Washington state is experience some of the warmest weather in the country. The beautiful weather and the fact that boating season has begun means that a lot of people are boating and enjoying the many bodies of water in our state. Even though Western Washington expects to read temperatures in the high 70s it is important to remember that the waters are still cold and cold water can kill.
Unfortunately, two people died in two separate incidents on Washington waters over the weekend. On the Stillaguamish River, a man died after his raft overturned. And on Spanaway Lake, a man is presumed drowned after his inner tube flipped and he came out of his life vest.
According to Seattle's King5.com, there was also a water rescue off Ft. Worden State Park of a man and two girls.

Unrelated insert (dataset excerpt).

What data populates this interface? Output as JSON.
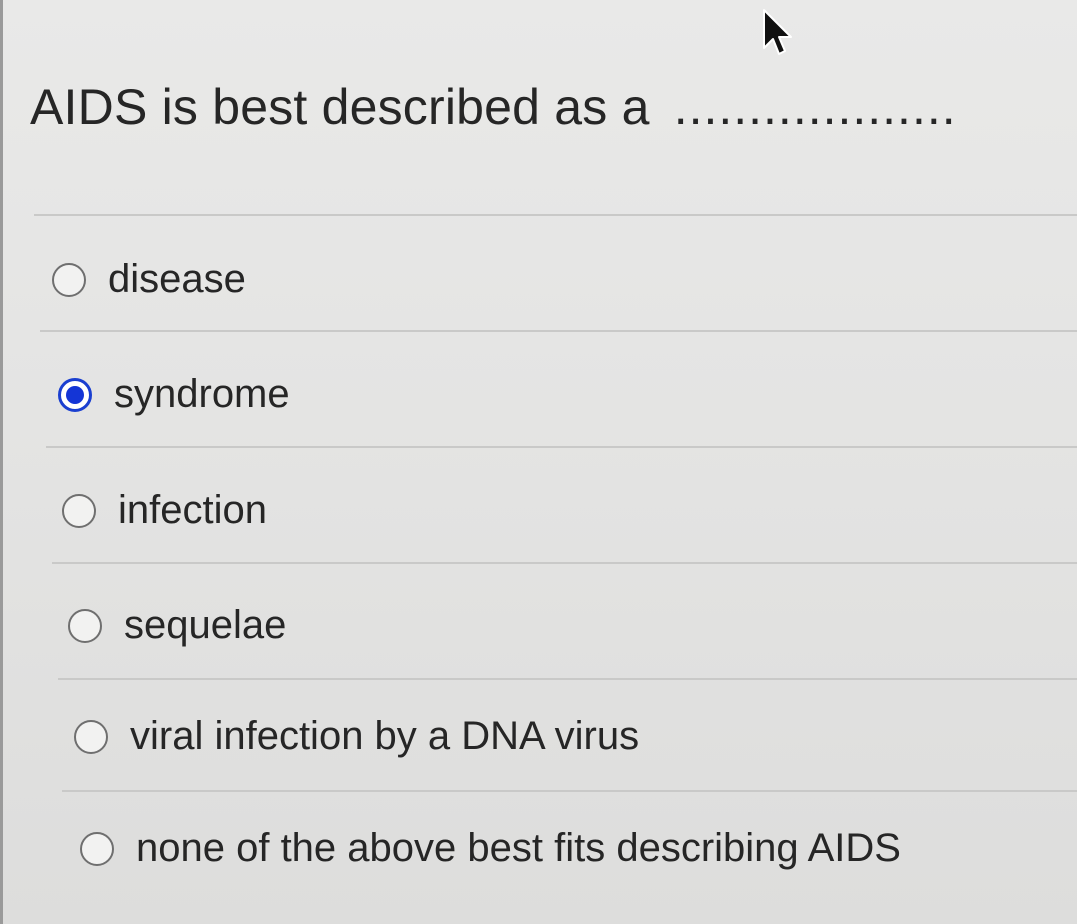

When water is is under 50 degrees Fahrenheit, there are physiological responses that can happen if a body becomes immersed in the water.
Cold Water Shock
If a person lands in very cold water, they can go into shock. Their heart rate and blood pressure can go up resulting in a heart attack. Another thing that can happen is hyperventilation, or an involuntary gasp, which can cause a person to take on water.
Many boaters don't wear life vests because they think they can swim. They are over estimating their capabilities because if they end up in very cold water, they can become incapacitated as their core temperatures drops and they can no longer controls their arms or legs enough to keep themselves above water.
Hypothermia is a condition when the core body temperature drops below a level needed to sustain life. Hypothermia can occur when a person swims or falls into cold water. Signs of hypothermia can include shivering, blue skin, slow respiration, slurred speech, muscle stiffness and cardiac arrest.